▸ **MATERIAL SUPPLIED**

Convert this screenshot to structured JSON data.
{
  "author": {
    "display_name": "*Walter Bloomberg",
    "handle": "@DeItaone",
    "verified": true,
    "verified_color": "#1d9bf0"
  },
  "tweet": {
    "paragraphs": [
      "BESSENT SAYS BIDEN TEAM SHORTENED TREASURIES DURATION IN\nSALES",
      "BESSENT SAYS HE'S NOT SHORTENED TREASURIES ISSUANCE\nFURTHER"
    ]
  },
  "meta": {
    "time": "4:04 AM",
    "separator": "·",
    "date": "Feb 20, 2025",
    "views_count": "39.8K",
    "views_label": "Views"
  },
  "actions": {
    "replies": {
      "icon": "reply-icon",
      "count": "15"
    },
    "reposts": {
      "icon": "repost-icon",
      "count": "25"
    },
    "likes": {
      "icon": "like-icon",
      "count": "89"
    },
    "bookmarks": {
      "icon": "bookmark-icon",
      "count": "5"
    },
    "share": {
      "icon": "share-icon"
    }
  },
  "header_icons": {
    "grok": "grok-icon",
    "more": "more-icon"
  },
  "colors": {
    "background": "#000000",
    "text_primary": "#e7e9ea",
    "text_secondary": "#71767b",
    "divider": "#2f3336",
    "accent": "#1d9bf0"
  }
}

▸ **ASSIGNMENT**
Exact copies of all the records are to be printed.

▸ **WRITTEN RESPONSE**
Convert this screenshot to structured JSON data.
{
  "author": {
    "display_name": "*Walter Bloomberg",
    "handle": "@DeItaone",
    "verified": true,
    "verified_color": "#1d9bf0"
  },
  "tweet": {
    "paragraphs": [
      "BESSENT SAYS BIDEN TEAM SHORTENED TREASURIES DURATION IN\nSALES",
      "BESSENT SAYS HE'S NOT SHORTENED TREASURIES ISSUANCE\nFURTHER"
    ]
  },
  "meta": {
    "time": "4:04 AM",
    "separator": "·",
    "date": "Feb 20, 2025",
    "views_count": "39.8K",
    "views_label": "Views"
  },
  "actions": {
    "replies": {
      "icon": "reply-icon",
      "count": "15"
    },
    "reposts": {
      "icon": "repost-icon",
      "count": "25"
    },
    "likes": {
      "icon": "like-icon",
      "count": "89"
    },
    "bookmarks": {
      "icon": "bookmark-icon",
      "count": "5"
    },
    "share": {
      "icon": "share-icon"
    }
  },
  "header_icons": {
    "grok": "grok-icon",
    "more": "more-icon"
  },
  "colors": {
    "background": "#000000",
    "text_primary": "#e7e9ea",
    "text_secondary": "#71767b",
    "divider": "#2f3336",
    "accent": "#1d9bf0"
  }
}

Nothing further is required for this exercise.